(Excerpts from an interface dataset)
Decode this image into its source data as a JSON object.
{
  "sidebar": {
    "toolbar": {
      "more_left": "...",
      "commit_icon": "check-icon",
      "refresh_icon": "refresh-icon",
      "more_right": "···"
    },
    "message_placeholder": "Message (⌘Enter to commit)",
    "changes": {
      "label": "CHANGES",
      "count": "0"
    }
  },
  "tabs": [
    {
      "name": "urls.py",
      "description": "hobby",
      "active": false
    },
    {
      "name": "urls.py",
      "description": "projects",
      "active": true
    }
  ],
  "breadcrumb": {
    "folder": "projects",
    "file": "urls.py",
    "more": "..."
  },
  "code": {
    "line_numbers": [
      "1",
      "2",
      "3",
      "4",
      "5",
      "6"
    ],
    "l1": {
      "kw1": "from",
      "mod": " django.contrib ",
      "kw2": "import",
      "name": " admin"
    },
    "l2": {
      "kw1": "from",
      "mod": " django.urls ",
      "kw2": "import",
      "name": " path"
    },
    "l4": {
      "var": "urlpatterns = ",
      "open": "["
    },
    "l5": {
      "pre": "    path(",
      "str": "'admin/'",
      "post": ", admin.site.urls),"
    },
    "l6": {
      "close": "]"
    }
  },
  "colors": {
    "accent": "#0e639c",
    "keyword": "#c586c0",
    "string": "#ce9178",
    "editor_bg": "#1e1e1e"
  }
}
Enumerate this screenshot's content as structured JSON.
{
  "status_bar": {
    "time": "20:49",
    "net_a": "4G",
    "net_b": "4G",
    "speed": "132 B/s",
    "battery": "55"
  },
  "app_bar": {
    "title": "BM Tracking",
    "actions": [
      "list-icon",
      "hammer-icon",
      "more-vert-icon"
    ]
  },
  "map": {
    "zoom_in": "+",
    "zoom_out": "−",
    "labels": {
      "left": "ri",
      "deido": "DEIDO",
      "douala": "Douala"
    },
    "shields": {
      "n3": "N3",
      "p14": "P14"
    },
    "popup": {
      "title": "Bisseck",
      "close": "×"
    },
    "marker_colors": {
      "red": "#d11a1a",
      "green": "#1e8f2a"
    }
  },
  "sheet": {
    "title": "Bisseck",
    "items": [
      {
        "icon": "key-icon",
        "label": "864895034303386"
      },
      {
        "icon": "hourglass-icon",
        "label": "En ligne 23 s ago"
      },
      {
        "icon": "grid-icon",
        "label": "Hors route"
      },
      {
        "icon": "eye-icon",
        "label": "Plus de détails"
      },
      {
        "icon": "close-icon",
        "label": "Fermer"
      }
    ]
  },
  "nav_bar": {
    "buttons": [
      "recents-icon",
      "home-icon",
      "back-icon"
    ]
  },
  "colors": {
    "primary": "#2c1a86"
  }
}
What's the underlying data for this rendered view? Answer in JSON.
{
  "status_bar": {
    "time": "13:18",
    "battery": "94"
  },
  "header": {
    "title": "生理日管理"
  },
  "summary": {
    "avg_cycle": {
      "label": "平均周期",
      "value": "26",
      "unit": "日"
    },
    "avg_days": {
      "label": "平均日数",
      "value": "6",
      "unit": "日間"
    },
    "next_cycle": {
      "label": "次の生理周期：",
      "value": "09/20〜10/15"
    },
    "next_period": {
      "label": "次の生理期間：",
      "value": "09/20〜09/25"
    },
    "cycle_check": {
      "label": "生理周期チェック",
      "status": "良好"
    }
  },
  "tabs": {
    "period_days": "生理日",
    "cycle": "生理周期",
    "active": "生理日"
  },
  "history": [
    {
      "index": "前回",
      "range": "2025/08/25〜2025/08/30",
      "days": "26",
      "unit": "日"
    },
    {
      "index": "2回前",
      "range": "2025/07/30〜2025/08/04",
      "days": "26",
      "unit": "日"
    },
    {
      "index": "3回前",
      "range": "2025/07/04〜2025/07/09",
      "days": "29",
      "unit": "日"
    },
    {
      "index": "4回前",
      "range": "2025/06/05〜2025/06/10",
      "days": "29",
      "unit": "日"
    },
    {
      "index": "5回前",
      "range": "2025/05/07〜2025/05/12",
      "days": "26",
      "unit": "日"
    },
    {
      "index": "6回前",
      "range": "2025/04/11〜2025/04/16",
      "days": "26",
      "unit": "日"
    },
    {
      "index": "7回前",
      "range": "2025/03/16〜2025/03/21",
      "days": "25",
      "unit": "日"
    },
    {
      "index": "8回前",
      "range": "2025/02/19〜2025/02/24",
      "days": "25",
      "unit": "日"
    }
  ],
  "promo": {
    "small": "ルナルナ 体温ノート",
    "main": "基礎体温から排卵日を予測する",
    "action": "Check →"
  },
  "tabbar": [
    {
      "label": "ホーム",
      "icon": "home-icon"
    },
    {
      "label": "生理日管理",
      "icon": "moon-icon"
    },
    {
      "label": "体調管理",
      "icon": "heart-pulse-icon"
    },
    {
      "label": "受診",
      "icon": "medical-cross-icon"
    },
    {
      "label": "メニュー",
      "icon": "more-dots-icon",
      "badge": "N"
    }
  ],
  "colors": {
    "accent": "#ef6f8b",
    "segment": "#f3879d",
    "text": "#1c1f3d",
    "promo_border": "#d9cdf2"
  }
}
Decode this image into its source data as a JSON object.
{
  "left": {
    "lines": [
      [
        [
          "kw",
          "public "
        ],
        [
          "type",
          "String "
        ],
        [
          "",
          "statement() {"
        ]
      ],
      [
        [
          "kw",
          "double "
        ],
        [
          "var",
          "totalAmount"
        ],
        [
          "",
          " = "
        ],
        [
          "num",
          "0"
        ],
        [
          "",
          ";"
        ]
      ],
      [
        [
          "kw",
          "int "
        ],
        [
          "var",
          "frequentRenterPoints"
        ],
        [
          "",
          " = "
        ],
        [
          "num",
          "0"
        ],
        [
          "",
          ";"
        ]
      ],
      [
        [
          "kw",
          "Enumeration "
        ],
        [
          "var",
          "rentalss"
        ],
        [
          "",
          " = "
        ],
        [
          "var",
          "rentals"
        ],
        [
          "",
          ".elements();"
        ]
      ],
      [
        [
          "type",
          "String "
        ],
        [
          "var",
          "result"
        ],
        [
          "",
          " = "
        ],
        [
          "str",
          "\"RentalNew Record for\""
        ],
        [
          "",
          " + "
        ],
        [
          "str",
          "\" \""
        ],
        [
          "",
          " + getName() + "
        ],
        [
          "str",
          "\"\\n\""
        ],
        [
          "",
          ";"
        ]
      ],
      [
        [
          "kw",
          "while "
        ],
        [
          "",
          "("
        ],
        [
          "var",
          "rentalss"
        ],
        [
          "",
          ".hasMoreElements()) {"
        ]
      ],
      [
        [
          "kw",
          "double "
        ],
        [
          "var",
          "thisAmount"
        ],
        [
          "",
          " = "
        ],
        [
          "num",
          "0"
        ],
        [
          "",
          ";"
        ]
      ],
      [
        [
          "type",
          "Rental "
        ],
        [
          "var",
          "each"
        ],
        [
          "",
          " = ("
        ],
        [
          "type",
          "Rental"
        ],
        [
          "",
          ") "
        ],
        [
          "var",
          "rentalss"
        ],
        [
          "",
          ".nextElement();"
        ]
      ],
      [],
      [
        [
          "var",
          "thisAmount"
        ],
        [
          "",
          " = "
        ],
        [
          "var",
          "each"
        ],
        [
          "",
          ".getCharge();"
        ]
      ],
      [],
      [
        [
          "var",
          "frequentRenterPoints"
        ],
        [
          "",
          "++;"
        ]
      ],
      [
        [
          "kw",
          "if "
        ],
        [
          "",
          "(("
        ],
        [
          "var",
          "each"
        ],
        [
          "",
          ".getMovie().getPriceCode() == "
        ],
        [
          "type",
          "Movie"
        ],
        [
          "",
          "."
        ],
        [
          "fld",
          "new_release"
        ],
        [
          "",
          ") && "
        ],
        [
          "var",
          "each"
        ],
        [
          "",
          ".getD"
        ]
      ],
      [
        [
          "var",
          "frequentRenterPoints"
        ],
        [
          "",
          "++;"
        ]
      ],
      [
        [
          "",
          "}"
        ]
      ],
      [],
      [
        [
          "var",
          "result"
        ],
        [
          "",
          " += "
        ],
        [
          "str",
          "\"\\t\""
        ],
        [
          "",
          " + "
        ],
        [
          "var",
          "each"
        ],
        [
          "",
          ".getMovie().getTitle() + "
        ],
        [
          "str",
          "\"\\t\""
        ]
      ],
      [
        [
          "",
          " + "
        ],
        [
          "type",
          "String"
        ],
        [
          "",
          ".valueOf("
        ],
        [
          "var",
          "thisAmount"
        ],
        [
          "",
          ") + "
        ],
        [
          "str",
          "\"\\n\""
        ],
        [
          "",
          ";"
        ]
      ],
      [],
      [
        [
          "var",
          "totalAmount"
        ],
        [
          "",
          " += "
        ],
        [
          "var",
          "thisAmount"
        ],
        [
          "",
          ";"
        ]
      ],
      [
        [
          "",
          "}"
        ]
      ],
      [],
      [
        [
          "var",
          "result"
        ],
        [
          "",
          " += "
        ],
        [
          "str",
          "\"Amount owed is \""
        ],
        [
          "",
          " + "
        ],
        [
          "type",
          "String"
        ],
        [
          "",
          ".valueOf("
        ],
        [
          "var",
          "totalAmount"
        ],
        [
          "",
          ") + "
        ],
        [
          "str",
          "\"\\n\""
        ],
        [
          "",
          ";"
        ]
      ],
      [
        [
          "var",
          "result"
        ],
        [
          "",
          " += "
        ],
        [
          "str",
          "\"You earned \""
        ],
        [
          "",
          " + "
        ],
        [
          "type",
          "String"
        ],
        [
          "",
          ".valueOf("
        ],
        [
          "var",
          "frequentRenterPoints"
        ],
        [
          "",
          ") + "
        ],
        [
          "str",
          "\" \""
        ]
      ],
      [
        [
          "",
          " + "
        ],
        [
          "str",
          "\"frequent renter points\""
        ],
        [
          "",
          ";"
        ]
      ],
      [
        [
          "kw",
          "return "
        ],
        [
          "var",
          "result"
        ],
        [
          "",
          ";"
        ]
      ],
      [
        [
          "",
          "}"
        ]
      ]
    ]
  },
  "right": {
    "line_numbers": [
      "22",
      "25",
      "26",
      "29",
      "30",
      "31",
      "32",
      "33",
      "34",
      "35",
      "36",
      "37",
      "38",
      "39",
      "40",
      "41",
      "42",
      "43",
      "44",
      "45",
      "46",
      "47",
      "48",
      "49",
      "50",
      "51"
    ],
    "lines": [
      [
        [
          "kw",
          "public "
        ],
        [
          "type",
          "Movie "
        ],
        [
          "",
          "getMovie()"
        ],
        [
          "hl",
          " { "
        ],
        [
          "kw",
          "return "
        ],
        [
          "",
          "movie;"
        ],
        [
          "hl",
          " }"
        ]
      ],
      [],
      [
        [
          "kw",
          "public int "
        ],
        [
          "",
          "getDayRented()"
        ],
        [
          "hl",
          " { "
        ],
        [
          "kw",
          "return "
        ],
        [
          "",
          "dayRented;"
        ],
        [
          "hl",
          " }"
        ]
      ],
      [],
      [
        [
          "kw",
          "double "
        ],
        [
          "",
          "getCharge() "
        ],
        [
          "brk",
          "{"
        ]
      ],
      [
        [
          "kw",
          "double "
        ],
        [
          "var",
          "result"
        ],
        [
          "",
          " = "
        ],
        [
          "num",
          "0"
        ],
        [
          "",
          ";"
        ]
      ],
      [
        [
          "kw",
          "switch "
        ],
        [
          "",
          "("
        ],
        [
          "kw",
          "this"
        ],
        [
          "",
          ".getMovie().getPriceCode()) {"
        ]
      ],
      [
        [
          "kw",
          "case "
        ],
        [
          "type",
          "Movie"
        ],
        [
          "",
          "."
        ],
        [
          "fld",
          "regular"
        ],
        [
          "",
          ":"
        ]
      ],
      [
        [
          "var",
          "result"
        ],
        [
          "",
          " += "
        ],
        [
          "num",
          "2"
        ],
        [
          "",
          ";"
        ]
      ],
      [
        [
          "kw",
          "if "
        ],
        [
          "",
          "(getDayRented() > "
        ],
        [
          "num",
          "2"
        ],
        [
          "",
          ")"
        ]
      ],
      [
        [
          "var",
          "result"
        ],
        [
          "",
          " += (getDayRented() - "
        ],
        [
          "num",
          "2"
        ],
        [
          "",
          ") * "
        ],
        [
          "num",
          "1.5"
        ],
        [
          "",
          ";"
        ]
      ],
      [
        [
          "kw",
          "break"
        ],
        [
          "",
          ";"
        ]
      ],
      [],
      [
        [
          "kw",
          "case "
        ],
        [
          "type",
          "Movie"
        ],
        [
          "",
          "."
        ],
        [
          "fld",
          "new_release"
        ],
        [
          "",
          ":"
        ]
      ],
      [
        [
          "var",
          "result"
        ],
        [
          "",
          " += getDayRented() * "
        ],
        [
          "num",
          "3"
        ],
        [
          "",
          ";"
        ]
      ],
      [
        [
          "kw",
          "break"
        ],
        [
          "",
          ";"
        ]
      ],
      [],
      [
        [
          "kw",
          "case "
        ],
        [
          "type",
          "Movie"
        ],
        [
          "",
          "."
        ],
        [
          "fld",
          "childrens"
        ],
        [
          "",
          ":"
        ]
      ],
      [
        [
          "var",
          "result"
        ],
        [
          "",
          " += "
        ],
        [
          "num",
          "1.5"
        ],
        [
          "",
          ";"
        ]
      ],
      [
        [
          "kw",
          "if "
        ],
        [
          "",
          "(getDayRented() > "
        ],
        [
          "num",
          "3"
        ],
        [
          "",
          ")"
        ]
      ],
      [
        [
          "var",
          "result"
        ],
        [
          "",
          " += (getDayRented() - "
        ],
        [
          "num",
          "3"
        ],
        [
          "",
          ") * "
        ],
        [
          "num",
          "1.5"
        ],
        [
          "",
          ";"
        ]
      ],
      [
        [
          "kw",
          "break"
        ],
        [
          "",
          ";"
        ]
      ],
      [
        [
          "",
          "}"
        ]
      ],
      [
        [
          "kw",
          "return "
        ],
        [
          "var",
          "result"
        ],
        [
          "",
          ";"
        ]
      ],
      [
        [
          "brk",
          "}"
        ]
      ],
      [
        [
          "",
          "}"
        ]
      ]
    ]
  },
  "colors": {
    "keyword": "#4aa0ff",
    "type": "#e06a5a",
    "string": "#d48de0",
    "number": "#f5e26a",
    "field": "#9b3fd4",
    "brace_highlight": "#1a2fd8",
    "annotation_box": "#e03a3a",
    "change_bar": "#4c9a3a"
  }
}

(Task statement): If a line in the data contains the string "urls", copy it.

(Solution):
      "name": "urls.py",
      "name": "urls.py",
    "file": "urls.py",
      "mod": " django.urls ",
      "post": ", admin.site.urls),"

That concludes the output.